How Tracking Works
There are two basic types of trackers, “first-party” trackers, which transfer benign text files to users’ computers in order to enable websites to remember user information, such as items they’ve placed in their shopping cart or field data for forms that have already been filled out, and “third-party” trackers, which also transfer files to users’ computers in order to gather data about much more than just their session on the tracker’s site of origin. While first-party trackers are useful to users, and limited in scope to very particular data sets relevant to the site of origin, third-party trackers, unlimited in reach, are controversial and push the boundaries of privacy and ethics online.
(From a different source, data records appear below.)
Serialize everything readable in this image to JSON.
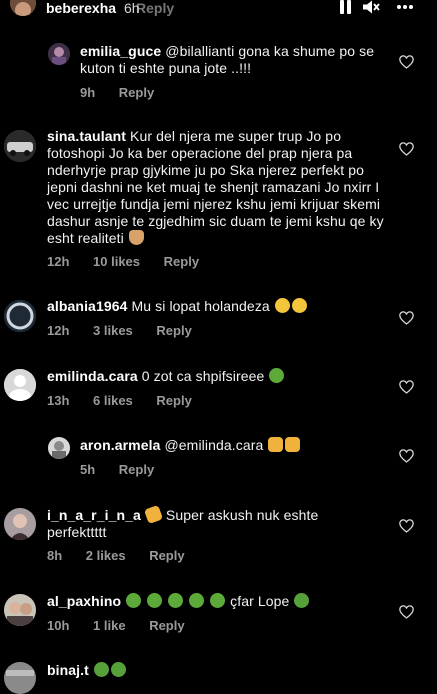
{
  "story_header": {
    "username": "beberexha",
    "time": "6h",
    "reply_label": "Reply"
  },
  "comments": [
    {
      "username": "emilia_guce",
      "text": "@bilallianti gona ka shume po se kuton ti eshte puna jote ..!!!",
      "time": "9h",
      "likes": "",
      "reply": "Reply"
    },
    {
      "username": "sina.taulant",
      "text": "Kur del njera me super trup Jo po fotoshopi Jo ka ber operacione del prap njera pa nderhyrje prap gjykime ju po Ska njerez perfekt po jepni dashni ne ket muaj te shenjt ramazani Jo nxirr I vec urrejtje fundja jemi njerez kshu jemi krijuar skemi dashur asnje te zgjedhim sic duam te jemi kshu qe ky esht realiteti",
      "time": "12h",
      "likes": "10 likes",
      "reply": "Reply"
    },
    {
      "username": "albania1964",
      "text": "Mu si lopat holandeza",
      "time": "12h",
      "likes": "3 likes",
      "reply": "Reply"
    },
    {
      "username": "emilinda.cara",
      "text": "0 zot ca shpifsireee",
      "time": "13h",
      "likes": "6 likes",
      "reply": "Reply"
    },
    {
      "username": "aron.armela",
      "text": "@emilinda.cara",
      "time": "5h",
      "likes": "",
      "reply": "Reply"
    },
    {
      "username": "i_n_a_r_i_n_a",
      "text": "Super askush nuk eshte perfekttttt",
      "time": "8h",
      "likes": "2 likes",
      "reply": "Reply"
    },
    {
      "username": "al_paxhino",
      "text": "çfar Lope",
      "time": "10h",
      "likes": "1 like",
      "reply": "Reply"
    },
    {
      "username": "binaj.t",
      "text": "",
      "time": "",
      "likes": "",
      "reply": ""
    }
  ],
  "icons": {
    "heart": "heart-outline-icon",
    "pause": "pause-icon",
    "mute": "mute-icon",
    "more": "more-icon"
  }
}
Let’s go back to Dictionary.com, one of the sites mentioned in the Wall Street Journal tracking exposé. Out of the 234 trackers it installs onto users’ machines, only 11 of them are first-party trackers. That leaves 223 third-party trackers, all with unique agendas. When a third-party tracker is downloaded by a computer, it assigns that machine with a unique identification number (something like “4c812db2922…”) stored inside a cookie associated with the web browser being used. So, if you’ve visited Dictionary.com recently, it’s likely that those trackers are running on your machine right now, gathering data about you by observing your web browsing session—not just the pages you view on Dictionary.com, but all sites you visit with that browser. If the tracker is using a technology called a “beacon,” it can even record your keystrokes.
Think about that for a moment. If a tracker can record every site you visit and the things you type—search queries, instant messages or emails using web-based systems, comments, etc.—it can quickly assemble a very thorough and accurate profile for you, one that is quite valuable to advertisers.
In fact, third-party trackers using beacon technology can match the data they collect about you in real time with other databases containing geolocation, financial, and medical information in order to expand your profile to predict your age, gender, zip code, income, marital status, parenthood, home ownership, as well as unique interests. If you visit other websites that work with the same ad networks that control the trackers you picked up on Dictionary.com, the original tracking file will take note of the connections. As this continues, your profile will become more and more specific to your interests as well as enriched by any information you willingly share with the participating websites. So, if you’re seeing more and more advertisements that seem oddly tailored to you, it’s probably not a coincidence.
Why Tracking Exists
One of the companies that creates third-party trackers is Lotame Solutions, an ad network that uses beacons to capture billions of data points to assemble consumer profiles. While these profiles don’t contain specific names (i.e. there is no particular profile for Chris Butler), they can get extraordinarily close to identifying very particular things about individuals to the point of being unique. Lotame also groups profiles by more general categories, like foodies or film buffs, or in customized segments, all, of course, for sale.
That’s the point of all this, the “why.” The richer the consumer data, the more predictive it can be. The more predictive the profile, the more valuable it is to advertisers and marketers. And I’m not talking about the advertisers and marketers that are likely reading this article—those that represent mid-size B2B and B2C businesses. They rarely feature ad-network advertising on their sites and have little reason for third-party tracking. I’m talking about the worldwide mega-brands that are in a dominant enough position to see the world as data points rather than people—the ones that set the precedent for much of what we do as designers and marketers. This is a distinction I’ll come back to in the second part of this series, so stay tuned…